Don, I will attempt to contact Thureon myself, and I will contact you if I’m successful. Two comments: The performance of the Thureon was faultless. It is simpler than an AR-15 and has the makings of a great carbine. However, a lack of response to dealer and consumer interrogatives is a concern.
— Bob Campbell
Re: February 2016 Issue
As I sat here reading my latest copy of Gun Tests, I started to think, I find such great information on so many things in here, but looking at the pistols, why do they all have to look the same? Whatever happened to the personal pride everyone took in their ownership of not only a working tool, but also a masterpiece of design and artwork? In all my years in law enforcement, I took great pride in the firearm I carried, and so did my fellow officers. When anyone saw one of us wearing a sidearm with custom grips, in a spit-shined leather holster, they knew that we were someone who took pride in our firearm and knew just how to use it. Nowadays, when you see an officer with a flat-black piece of plastic sticking out of a plastic or nylon holster strapped to his leg commando-style, you have to wonder where the pride went. Yes, it may look very military-like, but it all looks the same. And I ask myself, can he really use that thing?
The same goes for personal carry. What pride can you take in having a handgun that looks like all the rest? Somehow a square, blocky, hammerless, flat-black piece of plastic, with rails so short that the slide rattles like a 1911 with ten thousand rounds through it, just can’t scream pride. If you were to take an example from almost every firearm maker and throw them in a box, shake them up and stand back two feet, you would have a very hard time trying to figure out just what was what. They all look the same!
Whatever happened to steel, wood, a choice of finishes, and last but not least, a hammer and full-length rails? Oh, we all know that most are great-working tools, but you should still be able to take pride in what you carry. There are some very nice, well-thought-out carry handguns out there, but who wants to pay three thousand dollars for an everyday carry gun?
If you like and want plastic, there is always Glock, the ones who started this whole trend of today’s handguns. But some of us still think about curves, flow, smoothness, and materials in the design and building of modern sidearms. Thank you.

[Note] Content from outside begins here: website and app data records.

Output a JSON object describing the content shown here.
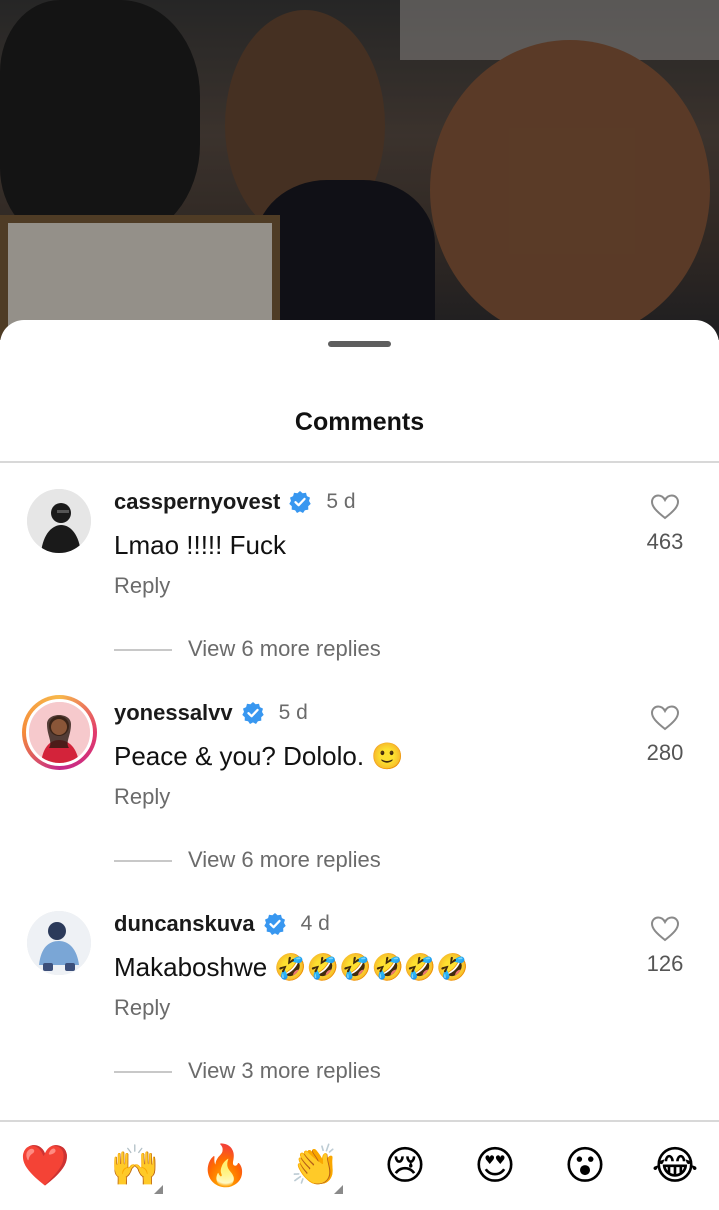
{
  "sheet": {
    "title": "Comments"
  },
  "comments": [
    {
      "username": "casspernyovest",
      "time": "5 d",
      "text": "Lmao !!!!! Fuck",
      "reply_label": "Reply",
      "view_replies": "View 6 more replies",
      "likes": "463"
    },
    {
      "username": "yonessalvv",
      "time": "5 d",
      "text": "Peace & you? Dololo. 🙂",
      "reply_label": "Reply",
      "view_replies": "View 6 more replies",
      "likes": "280"
    },
    {
      "username": "duncanskuva",
      "time": "4 d",
      "text": "Makaboshwe 🤣🤣🤣🤣🤣🤣",
      "reply_label": "Reply",
      "view_replies": "View 3 more replies",
      "likes": "126"
    }
  ],
  "emoji_bar": [
    "❤️",
    "🙌",
    "🔥",
    "👏",
    "😢",
    "😍",
    "😮",
    "😂"
  ],
  "colors": {
    "verified": "#3897f0",
    "muted_text": "#6b6b6b"
  }
}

Hey Grant: I don’t think you’re alone in your nostalgia for handsome, well-cared-for firearms. But the upsides of plastic guns are hard to overlook. They function well; they are easy to care for; they are practically corrosion proof; and, not to be dismissed, they are less expensive on a per-unit basis. The economics of the matter alone are persuasive. But I would wager a lot of other Gun Tests readers agree with you. Thanks for writing. — tw